Well, to start with, this method is only useful for very specific circumstances.It would be useless for comparing vinyl to CDs, for instance. And an encoder that did nothing more than take the input and invert it would show up as deleting the entire track using this method. Just because a sound is different between the input and the output doesn't necessarily mean it was removed, the encoder may have changed it in some other way. So the difference track might actually exaggerate the trimming to the Mp3 files for all I know. Take it with a grain of salt. Despite this, it remains true that the difference track plus the encoded track exactly equals the source track, so that part we can trust.

And secondly, the use of Audacity and this slightly convoluted method is far from the only way, or even the best way to perform this test. I simply chose it because it was a free tool which I already had and knew how to use. In theory one could use a simpler program which just switched audio sources at the click of a button. But it would have to be smart enough to align the files to the sample, and it would have to be engineered very carefully to avoid making popping sounds or anything like that at the transition. I found that Audacity was surprisingly good at remaining transparent through these tests, so that's what I use.

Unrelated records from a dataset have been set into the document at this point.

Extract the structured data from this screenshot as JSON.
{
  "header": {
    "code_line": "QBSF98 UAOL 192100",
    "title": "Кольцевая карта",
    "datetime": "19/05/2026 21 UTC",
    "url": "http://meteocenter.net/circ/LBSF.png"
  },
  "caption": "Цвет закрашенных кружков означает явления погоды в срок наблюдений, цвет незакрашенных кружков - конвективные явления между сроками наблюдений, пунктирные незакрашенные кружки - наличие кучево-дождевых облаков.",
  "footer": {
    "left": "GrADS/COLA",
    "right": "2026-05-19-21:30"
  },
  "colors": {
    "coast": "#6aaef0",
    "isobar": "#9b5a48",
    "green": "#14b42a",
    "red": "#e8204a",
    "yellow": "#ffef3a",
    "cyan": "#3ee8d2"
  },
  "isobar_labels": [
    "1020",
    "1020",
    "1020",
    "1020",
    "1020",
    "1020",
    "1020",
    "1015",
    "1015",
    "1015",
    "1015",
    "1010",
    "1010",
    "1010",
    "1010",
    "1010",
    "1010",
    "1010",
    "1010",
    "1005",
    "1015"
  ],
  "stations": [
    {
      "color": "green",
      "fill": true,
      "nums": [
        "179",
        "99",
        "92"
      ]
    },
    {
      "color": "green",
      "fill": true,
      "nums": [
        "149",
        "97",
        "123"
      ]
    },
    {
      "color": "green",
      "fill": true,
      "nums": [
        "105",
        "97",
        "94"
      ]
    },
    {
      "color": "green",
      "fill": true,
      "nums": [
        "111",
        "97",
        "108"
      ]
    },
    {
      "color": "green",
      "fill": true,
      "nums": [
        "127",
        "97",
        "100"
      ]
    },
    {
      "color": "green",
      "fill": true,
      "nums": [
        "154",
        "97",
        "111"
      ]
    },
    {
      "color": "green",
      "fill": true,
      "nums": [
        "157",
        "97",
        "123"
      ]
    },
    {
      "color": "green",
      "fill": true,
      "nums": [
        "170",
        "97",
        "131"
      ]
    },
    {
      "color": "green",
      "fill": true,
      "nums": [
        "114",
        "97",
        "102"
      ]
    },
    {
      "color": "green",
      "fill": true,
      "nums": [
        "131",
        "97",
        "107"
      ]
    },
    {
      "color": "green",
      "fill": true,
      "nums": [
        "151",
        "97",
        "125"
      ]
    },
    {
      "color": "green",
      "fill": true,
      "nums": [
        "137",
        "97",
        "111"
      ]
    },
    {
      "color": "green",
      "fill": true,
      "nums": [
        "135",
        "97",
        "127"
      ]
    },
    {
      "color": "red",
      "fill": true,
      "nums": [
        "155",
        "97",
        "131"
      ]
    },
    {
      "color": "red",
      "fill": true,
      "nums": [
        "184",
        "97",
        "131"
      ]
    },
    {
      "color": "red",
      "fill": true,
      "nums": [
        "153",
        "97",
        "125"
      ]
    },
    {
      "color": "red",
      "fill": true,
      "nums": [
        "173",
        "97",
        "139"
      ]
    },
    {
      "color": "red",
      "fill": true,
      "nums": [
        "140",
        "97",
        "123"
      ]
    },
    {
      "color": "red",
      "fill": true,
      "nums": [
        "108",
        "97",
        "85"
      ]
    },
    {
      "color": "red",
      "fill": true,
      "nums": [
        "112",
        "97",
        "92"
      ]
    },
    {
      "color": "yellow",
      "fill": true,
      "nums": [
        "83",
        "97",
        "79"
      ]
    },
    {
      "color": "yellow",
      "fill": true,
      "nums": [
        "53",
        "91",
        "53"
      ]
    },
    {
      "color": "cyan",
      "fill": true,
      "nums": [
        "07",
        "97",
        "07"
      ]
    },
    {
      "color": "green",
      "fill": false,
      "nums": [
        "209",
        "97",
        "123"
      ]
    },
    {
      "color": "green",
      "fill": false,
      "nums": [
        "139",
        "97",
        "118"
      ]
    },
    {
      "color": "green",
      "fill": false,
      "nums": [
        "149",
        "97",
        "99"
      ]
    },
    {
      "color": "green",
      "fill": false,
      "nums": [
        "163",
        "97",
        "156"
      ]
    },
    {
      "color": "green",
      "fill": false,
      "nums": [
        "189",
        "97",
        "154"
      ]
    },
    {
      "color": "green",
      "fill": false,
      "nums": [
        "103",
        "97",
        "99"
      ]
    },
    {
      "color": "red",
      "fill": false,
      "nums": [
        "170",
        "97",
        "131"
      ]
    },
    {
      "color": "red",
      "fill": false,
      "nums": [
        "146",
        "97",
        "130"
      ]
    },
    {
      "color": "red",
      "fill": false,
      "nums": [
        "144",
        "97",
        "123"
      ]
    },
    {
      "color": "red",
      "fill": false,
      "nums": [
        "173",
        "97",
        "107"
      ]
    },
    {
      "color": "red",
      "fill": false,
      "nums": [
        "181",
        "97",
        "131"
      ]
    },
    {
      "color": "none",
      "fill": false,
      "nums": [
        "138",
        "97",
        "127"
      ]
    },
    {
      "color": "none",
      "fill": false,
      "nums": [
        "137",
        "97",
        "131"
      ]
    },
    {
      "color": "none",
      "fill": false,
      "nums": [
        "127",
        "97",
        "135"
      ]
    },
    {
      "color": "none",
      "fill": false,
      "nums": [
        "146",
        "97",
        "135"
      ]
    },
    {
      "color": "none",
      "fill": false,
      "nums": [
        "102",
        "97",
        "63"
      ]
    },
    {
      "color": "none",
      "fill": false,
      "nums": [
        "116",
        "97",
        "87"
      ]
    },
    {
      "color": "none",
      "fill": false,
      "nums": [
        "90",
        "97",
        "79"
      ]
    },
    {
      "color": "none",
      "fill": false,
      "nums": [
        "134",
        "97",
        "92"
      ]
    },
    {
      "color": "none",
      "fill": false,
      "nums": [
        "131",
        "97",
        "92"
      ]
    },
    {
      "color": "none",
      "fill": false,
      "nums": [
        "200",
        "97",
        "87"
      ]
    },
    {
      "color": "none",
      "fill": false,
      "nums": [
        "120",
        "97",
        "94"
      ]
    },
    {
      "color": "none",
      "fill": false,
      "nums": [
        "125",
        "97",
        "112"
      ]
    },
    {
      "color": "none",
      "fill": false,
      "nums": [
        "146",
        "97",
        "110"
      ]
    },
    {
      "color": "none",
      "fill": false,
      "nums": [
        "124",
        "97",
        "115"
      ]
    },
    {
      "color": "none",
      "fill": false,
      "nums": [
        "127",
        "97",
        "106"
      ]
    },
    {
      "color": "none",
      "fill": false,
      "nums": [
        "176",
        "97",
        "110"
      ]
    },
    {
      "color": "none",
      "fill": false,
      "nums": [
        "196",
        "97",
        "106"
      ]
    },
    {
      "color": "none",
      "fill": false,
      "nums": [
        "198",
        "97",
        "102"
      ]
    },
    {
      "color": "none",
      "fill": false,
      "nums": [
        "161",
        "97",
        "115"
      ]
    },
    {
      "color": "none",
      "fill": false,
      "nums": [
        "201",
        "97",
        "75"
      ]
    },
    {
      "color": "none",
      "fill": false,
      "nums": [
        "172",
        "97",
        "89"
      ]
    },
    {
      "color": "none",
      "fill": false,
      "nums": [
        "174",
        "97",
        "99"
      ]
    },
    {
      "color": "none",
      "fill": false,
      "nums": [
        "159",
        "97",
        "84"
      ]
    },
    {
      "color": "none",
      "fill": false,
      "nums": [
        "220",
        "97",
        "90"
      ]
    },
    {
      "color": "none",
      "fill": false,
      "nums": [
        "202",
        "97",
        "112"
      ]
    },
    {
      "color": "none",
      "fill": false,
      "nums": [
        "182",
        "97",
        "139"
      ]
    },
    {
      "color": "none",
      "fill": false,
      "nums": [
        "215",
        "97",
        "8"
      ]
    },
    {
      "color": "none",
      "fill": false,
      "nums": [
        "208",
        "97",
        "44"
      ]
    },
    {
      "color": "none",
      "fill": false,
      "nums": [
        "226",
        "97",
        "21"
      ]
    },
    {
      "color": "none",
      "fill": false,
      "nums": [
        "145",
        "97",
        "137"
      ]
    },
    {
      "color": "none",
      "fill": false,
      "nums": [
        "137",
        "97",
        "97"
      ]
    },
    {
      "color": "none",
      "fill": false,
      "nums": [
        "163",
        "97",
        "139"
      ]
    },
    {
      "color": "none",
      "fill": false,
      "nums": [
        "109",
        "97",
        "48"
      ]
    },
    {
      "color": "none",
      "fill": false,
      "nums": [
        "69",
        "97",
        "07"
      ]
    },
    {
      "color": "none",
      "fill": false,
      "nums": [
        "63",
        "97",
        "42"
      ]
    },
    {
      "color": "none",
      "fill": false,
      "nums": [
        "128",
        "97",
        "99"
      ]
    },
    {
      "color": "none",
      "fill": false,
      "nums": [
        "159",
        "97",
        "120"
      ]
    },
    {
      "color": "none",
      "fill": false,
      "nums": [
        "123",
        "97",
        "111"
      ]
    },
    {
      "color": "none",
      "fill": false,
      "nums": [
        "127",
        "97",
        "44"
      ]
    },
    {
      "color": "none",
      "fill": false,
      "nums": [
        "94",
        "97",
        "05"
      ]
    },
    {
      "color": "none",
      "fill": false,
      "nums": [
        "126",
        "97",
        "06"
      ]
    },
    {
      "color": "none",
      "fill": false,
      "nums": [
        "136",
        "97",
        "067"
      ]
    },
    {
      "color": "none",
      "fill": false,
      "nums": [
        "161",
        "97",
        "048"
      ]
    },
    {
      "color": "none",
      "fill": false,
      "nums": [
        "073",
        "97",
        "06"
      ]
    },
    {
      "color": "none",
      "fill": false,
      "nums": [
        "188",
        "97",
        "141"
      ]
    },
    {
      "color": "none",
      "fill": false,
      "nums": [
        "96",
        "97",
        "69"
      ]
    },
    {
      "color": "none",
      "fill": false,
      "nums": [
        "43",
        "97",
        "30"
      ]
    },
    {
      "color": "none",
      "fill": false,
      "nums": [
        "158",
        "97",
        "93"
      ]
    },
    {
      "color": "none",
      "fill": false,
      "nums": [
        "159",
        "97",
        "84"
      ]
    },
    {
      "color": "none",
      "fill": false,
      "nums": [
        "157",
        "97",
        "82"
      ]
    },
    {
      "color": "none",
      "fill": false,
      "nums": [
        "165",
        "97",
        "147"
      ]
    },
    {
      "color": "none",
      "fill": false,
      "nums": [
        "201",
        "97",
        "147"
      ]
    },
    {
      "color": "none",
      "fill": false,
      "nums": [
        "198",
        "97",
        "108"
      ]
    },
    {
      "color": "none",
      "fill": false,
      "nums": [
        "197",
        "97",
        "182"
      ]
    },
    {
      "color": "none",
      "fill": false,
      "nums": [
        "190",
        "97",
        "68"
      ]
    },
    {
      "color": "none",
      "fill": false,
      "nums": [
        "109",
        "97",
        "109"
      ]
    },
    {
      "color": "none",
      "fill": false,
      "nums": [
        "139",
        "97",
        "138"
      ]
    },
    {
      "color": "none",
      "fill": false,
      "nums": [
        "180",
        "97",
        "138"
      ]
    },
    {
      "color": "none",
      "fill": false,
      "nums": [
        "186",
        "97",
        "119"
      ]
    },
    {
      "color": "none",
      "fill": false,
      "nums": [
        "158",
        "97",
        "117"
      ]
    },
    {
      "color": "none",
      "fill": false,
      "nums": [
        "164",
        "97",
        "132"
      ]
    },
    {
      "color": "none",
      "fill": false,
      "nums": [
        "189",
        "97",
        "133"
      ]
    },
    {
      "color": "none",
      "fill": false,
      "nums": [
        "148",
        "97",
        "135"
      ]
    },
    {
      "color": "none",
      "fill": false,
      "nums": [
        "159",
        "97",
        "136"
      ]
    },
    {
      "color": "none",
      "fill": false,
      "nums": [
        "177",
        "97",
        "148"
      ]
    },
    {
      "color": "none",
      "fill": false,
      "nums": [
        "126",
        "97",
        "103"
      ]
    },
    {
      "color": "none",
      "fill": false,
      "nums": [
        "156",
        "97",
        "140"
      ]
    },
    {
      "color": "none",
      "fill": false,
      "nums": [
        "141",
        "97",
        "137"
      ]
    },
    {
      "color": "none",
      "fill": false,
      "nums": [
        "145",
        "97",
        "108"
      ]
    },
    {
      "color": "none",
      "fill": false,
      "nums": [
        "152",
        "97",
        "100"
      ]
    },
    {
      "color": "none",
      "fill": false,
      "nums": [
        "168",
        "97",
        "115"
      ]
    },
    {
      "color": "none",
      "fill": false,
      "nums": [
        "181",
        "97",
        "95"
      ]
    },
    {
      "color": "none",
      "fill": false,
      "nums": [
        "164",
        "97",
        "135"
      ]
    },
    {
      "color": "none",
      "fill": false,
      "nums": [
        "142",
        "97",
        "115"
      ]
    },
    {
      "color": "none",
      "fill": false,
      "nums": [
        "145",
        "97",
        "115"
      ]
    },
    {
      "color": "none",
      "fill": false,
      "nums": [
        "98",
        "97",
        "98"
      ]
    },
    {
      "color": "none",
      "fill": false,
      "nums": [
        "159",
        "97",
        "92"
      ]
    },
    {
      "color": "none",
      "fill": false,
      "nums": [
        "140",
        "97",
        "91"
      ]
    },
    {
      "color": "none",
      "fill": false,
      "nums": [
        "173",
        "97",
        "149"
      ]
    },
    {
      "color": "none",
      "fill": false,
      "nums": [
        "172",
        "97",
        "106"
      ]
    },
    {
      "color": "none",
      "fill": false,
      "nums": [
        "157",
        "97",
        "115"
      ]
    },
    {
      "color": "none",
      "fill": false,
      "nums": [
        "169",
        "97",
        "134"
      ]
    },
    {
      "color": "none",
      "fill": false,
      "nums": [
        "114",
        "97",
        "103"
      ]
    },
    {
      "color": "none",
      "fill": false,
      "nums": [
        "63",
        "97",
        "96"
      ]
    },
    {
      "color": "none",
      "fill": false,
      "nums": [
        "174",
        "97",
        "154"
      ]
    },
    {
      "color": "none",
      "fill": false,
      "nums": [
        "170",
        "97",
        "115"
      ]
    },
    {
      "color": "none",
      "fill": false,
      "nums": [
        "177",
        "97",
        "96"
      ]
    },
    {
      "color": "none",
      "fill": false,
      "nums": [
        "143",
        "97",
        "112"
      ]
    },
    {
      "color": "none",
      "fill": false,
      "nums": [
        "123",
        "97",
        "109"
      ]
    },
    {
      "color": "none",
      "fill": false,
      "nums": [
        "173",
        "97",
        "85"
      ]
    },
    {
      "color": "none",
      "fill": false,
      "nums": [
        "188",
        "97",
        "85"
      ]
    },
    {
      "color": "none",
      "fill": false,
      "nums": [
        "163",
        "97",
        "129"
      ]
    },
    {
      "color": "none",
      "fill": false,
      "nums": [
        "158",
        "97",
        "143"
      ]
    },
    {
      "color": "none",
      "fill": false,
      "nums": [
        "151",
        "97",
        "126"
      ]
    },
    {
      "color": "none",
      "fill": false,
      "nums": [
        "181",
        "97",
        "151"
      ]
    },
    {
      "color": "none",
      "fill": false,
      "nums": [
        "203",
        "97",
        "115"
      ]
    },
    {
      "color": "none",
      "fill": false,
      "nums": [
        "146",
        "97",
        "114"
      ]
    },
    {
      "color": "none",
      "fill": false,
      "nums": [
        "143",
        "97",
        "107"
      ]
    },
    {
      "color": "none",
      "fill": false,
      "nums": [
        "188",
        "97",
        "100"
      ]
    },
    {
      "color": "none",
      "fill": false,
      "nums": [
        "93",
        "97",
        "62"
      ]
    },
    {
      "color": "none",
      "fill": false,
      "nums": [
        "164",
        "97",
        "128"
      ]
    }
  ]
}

Those limits stated, I feel the test as it stands has produced some interesting and plausible results. It suggests that my 22 year old ears, covered by a pair of Sennheiser HD-280s, which have been plugged into a Soundblaster Audigy 2 ZS, are unable to hear the difference between a particular Sarah McLachlan song which has been compressed as 230 VBR and one which has been left as a wave. This in itself isn't terribly interesting, but I've been repeating the experiment with other songs since different types of music will respond differently to compression. And I've been sending comparison files to other people in an effort to see if any of them can pick up a difference I missed. So far though it's looking good for Mp3. I have yet to find a song which sounded different in the VBR Mp3 profile vs the source CD.

This suggests to me that there's likely no advantage to using CBR 320kbps Mp3s for daily listening, especially since they take up 40% more space on average than high quality VBR Mp3s. More generally, it also means that people who insist Mp3s sound worse than CDs are probably fooling themselves, except in extremely rare cases. Especially if they're in their 40s with worn out ears.

I also discovered that I could go surprisingly low on the bitrate and still retain tolerable sound quality. It seems that the Mp3 encoders have improved dramatically in the past decade. No longer do we have to suffer a sea of audio errors if an Mp3 is "only" 192kbps. In fact I dare say that dropping to 128kbps on a modern encoder would be fine if the files were being played on an iPod or similar, where listening conditions are poor.

Another interesting fact. When I tried comparing a very heavily compressed Mp3 of 56kbps to the CD, I found that my ears tended to notice when the quality increased, but often missed it when the song got worse. I'm unsure what the implications of this are, but it might be useful to know when pinpointing a desired quality level.

All in all, I feel it's time to give up the notion that Mp3s are only good enough for puddingheads with $2 speakers. My tests suggest they can be good enough for serious enjoyment on serious equipment.

Last modified September 30th 2013

Can you hear me, Major Tom?